You introduce your product, your customers love it and they're happy to pay for it even at a high price. To keep these key customers happy, you begin making improvements to your product as soon as you can. "Companies keep introducing better and better products," he explained. At first, those improvements really help customers, as when personal computers gained faster processing speeds and you no longer had to wait 30 seconds to open a file.
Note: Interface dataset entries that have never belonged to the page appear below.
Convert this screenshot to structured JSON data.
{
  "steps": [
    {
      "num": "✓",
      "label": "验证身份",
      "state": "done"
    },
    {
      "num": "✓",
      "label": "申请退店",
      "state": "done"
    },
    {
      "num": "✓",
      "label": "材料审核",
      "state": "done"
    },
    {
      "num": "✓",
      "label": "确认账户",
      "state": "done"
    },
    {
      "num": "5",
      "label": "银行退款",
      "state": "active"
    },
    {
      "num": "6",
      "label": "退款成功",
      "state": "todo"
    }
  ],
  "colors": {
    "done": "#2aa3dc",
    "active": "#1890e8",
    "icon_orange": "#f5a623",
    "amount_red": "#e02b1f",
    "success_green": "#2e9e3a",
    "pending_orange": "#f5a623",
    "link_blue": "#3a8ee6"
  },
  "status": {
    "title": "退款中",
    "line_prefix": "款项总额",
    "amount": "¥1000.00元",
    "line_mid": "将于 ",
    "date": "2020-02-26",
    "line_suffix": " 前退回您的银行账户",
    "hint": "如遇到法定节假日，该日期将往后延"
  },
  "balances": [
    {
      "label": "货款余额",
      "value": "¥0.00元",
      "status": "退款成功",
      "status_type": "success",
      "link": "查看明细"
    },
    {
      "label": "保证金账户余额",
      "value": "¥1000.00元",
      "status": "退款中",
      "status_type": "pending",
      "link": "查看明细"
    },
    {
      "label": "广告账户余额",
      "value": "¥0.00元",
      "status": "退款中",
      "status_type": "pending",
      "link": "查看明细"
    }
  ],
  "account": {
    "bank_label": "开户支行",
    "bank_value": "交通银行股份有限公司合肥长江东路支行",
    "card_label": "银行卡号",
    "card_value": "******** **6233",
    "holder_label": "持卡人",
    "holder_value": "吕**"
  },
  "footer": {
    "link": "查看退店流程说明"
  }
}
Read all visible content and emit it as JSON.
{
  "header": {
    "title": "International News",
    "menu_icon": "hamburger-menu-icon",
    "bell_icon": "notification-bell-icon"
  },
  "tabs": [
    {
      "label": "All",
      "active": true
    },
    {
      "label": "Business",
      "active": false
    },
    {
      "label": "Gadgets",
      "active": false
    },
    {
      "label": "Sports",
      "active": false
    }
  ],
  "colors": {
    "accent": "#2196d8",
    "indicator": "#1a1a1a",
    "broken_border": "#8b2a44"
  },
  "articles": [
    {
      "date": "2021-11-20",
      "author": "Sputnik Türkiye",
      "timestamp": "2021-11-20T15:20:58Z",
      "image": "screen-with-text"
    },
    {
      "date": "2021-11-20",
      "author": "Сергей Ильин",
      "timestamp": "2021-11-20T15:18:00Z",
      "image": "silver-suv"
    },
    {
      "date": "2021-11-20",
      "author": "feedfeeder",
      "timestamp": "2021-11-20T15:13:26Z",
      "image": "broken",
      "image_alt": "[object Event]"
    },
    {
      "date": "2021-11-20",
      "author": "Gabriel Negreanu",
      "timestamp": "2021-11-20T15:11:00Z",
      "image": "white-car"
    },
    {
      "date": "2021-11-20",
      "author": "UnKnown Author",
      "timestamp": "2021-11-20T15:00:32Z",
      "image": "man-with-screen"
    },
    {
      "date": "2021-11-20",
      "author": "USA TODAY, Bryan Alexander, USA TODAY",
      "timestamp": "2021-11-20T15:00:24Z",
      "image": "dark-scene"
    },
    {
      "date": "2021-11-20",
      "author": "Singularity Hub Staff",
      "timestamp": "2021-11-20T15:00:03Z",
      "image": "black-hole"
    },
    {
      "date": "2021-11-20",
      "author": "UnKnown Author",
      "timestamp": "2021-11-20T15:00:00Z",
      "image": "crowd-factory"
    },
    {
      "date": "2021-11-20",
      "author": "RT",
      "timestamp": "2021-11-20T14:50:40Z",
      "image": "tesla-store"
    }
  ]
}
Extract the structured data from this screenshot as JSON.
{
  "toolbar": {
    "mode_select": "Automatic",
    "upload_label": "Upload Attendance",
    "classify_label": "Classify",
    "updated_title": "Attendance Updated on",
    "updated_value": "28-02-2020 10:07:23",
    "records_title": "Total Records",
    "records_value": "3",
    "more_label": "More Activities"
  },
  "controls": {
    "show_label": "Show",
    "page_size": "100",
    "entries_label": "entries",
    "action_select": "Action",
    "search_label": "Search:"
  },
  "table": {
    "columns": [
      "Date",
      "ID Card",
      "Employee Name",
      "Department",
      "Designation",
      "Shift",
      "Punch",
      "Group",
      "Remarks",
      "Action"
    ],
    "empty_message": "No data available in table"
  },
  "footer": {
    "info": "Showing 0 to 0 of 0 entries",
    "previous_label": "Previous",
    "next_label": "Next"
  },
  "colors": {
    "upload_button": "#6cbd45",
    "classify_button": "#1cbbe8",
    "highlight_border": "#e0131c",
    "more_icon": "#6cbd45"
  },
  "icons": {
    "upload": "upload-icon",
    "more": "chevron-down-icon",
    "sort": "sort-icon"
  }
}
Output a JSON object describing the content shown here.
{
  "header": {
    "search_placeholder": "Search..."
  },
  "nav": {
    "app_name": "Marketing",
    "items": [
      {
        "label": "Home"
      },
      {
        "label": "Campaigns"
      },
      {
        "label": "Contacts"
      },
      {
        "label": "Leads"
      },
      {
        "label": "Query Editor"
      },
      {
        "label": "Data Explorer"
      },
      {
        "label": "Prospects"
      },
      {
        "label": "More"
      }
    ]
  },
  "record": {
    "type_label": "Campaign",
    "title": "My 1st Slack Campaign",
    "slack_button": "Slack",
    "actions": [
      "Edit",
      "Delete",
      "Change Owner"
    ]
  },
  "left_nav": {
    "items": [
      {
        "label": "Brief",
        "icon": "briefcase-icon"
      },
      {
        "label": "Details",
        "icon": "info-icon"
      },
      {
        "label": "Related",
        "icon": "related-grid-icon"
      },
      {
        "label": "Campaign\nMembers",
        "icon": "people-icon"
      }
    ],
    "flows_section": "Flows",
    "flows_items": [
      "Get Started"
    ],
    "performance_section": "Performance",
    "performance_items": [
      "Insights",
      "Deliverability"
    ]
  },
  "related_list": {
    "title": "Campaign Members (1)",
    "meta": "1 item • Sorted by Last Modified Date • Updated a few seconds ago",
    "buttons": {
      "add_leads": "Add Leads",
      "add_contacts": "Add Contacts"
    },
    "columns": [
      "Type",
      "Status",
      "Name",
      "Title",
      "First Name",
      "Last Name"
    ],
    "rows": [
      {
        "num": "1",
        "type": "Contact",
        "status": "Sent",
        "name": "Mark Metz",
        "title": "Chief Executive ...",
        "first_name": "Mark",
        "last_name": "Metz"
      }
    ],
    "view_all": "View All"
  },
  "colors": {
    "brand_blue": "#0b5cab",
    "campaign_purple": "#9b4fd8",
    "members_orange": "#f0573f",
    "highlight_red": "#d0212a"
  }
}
But he said, "technological progress almost always outstrips customers' ability to use it." For instance, today most of us only use a small percentage of the processing power in our desktop PCs.

Still, in an effort to better serve that core of high-paying customers, innovative companies keep adding improvements to their products. "We call this sustaining innovation," he said. "Incumbents dominate sustaining battles, but by definition, sustaining innovations do not drive growth." For instance, he said, Toyota's innovation may lead you to buy a Prius, but then you won't also buy a Camry.

Disrupters open new markets.

"What creates growth is disruptive innovation," he explained. "What we find is that entrant companies, rather than make good products better, make a more affordable product and open it to a whole new customer base." A great example is, he said. By making cloud-based CRM available for as little as $25 a month, it badly disrupted Oracle's more expensive offering.

Or take a look at the history of Digital Equipment Corporation, or DEC. Founded in 1957, DEC built minicomputers designed to compete with the mainframes most large companies were using. It was hugely successful--in fact its minicomputers were the top sellers in that category.

It's not hard to see why. A mainframe in those days cost around $2 million, while a minicomputer only cost about $200,000. DEC had a great thing going--until the 1980s, when personal computers started penetrating the market. At that point, DEC's leadership faced a choice. They could make even more improvements to their minicomputers, making them as powerful as mainframes. Or they could try making personal computers. "People came to senior management and said, 'Everyone is making PCs--can't you see it?'" Christensen said.

But DEC's leadership had some reservations. "They saw some troubling things," he said. "Those early PCs were crummy. None of DEC's customers would have been able to use one." Also, minicomputers required a lot of training and servicing. To make that work, DEC had been seeking, and getting, margins of about 45 percent on the minicomputers it sold. Even in those early days, margins that high were out of the question when it came to PCs. The best they could expect to get was a margin of about 20 percent.

And so, Christensen said, DEC's leadership had to ask themselves this: "We can make better computers that give us a higher margin, or we can make crummy computers our customers can't use with a smaller margin. What should we do?"

The answer seems obvious, doesn't it? It certainly did to DEC's leadership. They stuck with the minicomputers until late in the game. Eventually they tried to make something like a PC, but it was much more powerful than any PC on the market and very high priced compared to other PCs. In 1998, DEC was acquired by Compaq, which was then acquired by HP later that year.

That seemingly obvious decision, to stick with what's working and profitable and serve your best customers rather than abandon them--that's the dilemma that plagues most innovators. The only way out of it, if there is one, is to disrupt your own company and products, just when you're having your greatest success.